The main unrest has focused around Donetsk, Lugansk and Kharkiv, the regional centres of an economically depressed rust belt that stretches along the border with Russia.
In Donetsk, a city of one million inhabitants and the secessionist hotspot, demonstrators stormed the government building on April 6, and are still holed up there. On April 7 they proclaimed the "Donetsk People's Republic" and vowed to hold a referendum on joining Russia.
In the surrounding region, pro-Russian gunmen dressed in camouflage uniforms and balaclavas took over the police station and local security services building Saturday in Slavyansk (100 kilometres, 60 miles north of Donetsk).
On the same day, in Kramatorsk (70 kilometres, 45 miles north of Donetsk), masked and uniformed gunmen armed with Kalashnikovs attacked the police and municipal headquarters.
In Lugansk, an industrial city of 400,000 people, armed pro-Russian militants forced their way into and occupied a building belonging to Ukraine's SBU security services on April 6. They demanded that separatist leaders arrested days earlier be released. They have since dug in despite the rising risk of an assault to dislodge them.
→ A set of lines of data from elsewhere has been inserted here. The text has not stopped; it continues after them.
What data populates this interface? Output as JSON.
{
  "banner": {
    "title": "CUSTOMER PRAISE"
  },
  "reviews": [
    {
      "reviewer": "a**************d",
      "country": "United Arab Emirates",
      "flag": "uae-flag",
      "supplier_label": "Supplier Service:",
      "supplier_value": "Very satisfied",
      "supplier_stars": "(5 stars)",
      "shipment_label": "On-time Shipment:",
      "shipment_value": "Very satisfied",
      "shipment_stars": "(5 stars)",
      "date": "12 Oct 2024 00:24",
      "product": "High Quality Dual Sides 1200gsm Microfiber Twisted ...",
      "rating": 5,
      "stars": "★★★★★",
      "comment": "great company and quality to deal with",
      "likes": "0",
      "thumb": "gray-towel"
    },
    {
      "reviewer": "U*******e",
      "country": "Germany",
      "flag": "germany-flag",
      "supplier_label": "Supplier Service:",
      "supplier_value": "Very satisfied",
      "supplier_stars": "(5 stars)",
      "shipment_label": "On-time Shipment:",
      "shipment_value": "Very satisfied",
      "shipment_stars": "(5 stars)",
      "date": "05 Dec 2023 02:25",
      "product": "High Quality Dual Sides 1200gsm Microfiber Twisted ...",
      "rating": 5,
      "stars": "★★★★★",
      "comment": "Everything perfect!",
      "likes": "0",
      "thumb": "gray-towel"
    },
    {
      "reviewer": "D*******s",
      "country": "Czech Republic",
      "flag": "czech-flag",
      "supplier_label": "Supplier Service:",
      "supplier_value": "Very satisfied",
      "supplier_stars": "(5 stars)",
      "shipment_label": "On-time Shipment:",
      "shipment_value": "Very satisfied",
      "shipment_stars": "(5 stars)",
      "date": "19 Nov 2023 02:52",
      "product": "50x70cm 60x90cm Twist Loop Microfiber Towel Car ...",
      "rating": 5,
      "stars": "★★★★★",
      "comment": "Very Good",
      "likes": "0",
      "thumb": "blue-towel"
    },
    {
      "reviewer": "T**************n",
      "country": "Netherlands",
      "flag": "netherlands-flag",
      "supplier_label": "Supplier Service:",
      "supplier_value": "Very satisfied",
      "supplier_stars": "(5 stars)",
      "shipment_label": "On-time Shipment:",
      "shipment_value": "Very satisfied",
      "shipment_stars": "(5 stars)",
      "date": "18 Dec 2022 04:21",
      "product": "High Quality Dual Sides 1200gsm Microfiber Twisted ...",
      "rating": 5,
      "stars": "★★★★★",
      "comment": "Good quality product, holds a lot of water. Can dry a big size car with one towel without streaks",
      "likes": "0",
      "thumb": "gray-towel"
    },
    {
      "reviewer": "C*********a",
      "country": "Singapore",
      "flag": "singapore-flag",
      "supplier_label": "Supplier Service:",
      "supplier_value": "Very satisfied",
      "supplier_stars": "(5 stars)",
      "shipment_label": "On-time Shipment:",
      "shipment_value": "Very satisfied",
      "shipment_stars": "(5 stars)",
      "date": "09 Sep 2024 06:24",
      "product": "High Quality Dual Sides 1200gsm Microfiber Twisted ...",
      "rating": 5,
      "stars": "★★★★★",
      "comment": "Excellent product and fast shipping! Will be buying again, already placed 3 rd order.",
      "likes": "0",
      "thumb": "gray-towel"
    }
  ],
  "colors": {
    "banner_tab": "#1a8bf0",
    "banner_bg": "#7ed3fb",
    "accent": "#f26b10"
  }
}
In the main eastern city, which has 1.5 million inhabitants, clashes erupted on April 6 between more than 2,000 pro-Russian protesters who took over the offices of the regional governor and nationalists loyal to Kiev. A day later they were made to leave the building. Three days of riots followed. On Sunday, demonstrations unsuccessfully tried to enter the town administration headquarters.